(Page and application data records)
════
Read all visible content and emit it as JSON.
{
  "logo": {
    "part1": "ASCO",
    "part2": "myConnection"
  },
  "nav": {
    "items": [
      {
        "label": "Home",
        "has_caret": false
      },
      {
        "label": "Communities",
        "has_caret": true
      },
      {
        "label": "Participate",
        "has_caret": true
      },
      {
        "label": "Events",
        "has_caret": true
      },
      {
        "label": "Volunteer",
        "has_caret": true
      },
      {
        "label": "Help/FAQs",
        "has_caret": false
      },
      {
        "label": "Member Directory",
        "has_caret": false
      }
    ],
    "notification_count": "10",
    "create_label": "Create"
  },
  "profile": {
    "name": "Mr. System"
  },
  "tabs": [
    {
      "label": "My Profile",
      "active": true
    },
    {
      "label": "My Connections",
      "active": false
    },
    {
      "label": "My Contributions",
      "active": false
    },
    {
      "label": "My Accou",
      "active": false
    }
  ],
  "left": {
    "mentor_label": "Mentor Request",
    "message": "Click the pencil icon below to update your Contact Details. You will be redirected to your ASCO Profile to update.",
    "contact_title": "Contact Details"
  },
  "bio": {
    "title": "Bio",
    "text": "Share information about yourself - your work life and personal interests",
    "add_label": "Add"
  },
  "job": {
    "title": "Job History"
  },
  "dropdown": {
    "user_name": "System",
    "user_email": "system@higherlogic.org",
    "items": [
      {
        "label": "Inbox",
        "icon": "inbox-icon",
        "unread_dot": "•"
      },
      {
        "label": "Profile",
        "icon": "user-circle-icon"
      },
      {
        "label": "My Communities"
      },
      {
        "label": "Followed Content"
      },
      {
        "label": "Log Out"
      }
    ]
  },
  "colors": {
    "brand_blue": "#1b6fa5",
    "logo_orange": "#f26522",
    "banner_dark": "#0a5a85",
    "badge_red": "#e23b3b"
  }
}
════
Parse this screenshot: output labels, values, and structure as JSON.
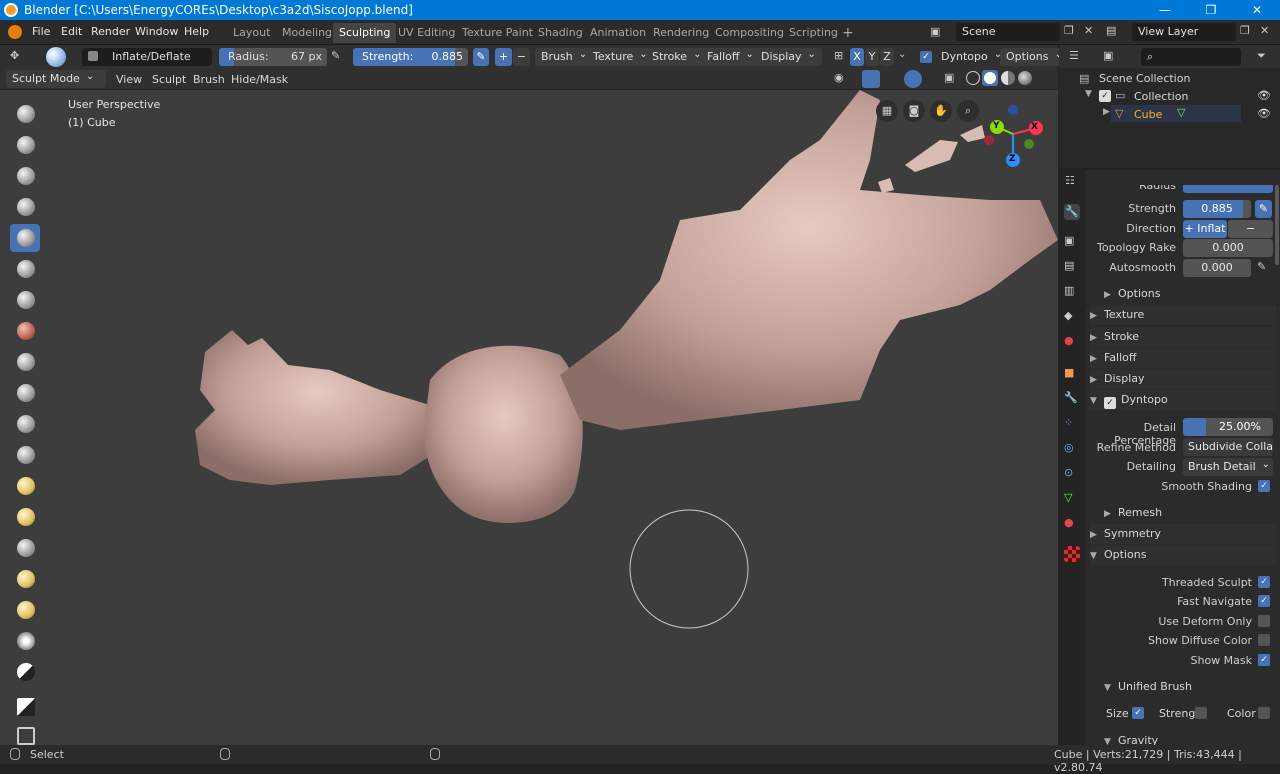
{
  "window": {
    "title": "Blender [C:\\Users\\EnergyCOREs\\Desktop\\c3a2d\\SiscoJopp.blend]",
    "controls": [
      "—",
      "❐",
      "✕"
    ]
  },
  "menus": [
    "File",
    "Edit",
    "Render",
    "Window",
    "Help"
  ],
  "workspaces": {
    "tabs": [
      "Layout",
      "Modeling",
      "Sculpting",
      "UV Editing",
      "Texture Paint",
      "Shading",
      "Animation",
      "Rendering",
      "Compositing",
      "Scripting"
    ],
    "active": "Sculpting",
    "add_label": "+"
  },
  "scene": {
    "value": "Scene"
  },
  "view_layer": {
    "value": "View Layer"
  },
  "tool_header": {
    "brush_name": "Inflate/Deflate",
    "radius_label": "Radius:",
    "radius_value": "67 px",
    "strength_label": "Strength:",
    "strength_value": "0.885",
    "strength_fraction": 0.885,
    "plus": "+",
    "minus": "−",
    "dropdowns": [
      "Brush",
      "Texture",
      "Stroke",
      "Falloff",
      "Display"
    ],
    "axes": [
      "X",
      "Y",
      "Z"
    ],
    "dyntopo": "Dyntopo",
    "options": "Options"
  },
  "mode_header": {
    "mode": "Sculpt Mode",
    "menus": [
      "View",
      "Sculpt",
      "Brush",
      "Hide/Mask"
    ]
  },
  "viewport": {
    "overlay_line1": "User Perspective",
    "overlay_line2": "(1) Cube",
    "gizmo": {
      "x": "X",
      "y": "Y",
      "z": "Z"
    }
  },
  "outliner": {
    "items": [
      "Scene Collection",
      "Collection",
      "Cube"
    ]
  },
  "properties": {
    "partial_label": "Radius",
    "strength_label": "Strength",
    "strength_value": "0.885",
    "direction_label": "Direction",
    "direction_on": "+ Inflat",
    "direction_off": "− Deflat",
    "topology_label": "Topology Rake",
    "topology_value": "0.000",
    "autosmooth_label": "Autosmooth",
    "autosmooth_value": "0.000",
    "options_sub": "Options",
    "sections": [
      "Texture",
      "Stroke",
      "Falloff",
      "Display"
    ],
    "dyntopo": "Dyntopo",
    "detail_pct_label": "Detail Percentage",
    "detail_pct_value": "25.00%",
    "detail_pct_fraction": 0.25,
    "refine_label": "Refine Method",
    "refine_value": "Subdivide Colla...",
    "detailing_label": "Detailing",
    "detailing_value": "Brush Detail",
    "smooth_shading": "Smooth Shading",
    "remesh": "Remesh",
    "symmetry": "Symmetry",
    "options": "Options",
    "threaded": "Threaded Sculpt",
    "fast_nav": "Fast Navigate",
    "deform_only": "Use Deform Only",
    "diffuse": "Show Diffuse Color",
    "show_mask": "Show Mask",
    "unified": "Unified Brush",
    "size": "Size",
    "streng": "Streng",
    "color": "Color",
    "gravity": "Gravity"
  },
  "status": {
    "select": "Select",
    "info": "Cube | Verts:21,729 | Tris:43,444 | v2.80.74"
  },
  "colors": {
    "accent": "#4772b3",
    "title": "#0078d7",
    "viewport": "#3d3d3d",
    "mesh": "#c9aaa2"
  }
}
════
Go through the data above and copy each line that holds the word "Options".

RESPONSE TO THIS TASK -
    "options": "Options"
    "options_sub": "Options",
    "options": "Options",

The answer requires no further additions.